Weightman and her two daughters sailed forEurope, on their serious pleasure trip, even as ithad been written in the book of Providence; andJohn Weightman, who had made the entry, wasleft to pass the rest of the winter with his son andheir in the brownstone mansion.They were comfortable enough. The machinery ofthe massive establishment ran as smoothly as agreat electric dynamo. They were busy enough,too. John Weightman's plans and enterprises werecomplicated, though his principle of action wasalways simple—to get good value for everyexpenditure and effort. The banking-house ofwhich he was the chief, the brain, the will, theabsolutely controlling hand, was so admirablyorganized that the details of its direction took butlittle time.But the scores of other interests that radiated fromit and were dependent upon it—or perhaps it wouldbe more accurate to say, that contributed to itssolidity and success—the many investments,industrial, political, benevolent, reformatory,ecclesiastical, that had made the name ofWeightman well known and potent in city, church,and state, demanded much attention and carefulsteering, in order that each might produce thedesired result. There were board meetings ofcorporations and hospitals, conferences in WallStreet and at Albany, consultations and committeemeetings in the brownstone mansion.For a share in all this business and its adjuncts

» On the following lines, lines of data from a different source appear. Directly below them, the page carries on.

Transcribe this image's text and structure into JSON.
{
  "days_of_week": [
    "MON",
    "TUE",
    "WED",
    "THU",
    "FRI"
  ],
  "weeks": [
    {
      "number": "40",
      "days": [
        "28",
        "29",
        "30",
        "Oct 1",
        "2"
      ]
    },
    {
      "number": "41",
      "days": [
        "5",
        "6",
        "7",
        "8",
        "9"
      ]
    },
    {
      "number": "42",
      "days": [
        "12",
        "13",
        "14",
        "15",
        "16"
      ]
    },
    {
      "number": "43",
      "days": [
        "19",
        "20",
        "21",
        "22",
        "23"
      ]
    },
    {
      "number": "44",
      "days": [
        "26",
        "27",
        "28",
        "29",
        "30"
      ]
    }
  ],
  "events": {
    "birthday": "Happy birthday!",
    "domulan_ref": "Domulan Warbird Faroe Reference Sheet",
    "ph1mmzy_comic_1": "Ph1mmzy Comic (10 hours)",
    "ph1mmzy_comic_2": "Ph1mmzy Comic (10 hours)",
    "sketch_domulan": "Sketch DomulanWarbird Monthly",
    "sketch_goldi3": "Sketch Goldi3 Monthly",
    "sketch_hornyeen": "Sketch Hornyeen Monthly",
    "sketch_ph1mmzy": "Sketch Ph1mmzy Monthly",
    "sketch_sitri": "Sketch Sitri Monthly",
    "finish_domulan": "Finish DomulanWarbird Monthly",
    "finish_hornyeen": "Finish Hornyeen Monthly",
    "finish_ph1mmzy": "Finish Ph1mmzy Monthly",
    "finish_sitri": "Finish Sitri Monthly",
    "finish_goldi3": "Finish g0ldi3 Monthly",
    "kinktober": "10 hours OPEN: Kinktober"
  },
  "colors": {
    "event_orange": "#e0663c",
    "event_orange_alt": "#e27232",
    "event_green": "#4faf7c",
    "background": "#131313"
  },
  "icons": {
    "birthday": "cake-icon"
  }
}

John Weightman had his son in training in one ofthe famous law firms of the city; for he held thatbanking itself is a simple affair, the only realdifficulties of finance are on its legal side.Meantime he wished the young man to meet andknow the men with whom he would have to dealwhen he became a partner in the house. So acouple of dinners were given in the mansion duringDecember, after which the father called the son'sattention to the fact that over a hundred milliondollars had sat around the board.But on Christmas Eve father and son were diningtogether without guests, and their talk across thebroad table, glittering with silver and cut glass, andsoftly lit by shaded candles, was intimate, though alittle slow at times. The elder man was in rather arare mood, more expansive and confidential thanusual; and, when the coffee was brought in andthey were left alone, he talked more freely of hispersonal plans and hopes than he had ever donebefore."I feel very grateful to-night," said he, at last; "itmust be something in the air of Christmas thatgives me this feeling of thankfulness for the manydivine mercies that have been bestowed upon me.All the principles by which I have tried to guide mylife have been justified. I have never made thevalue of this salted almond by anything that thecourts would not uphold, at least in the long run,and yet—or wouldn't it be truer to say andtherefore?—my affairs have been wonderfullyprospered. There's a great deal in that text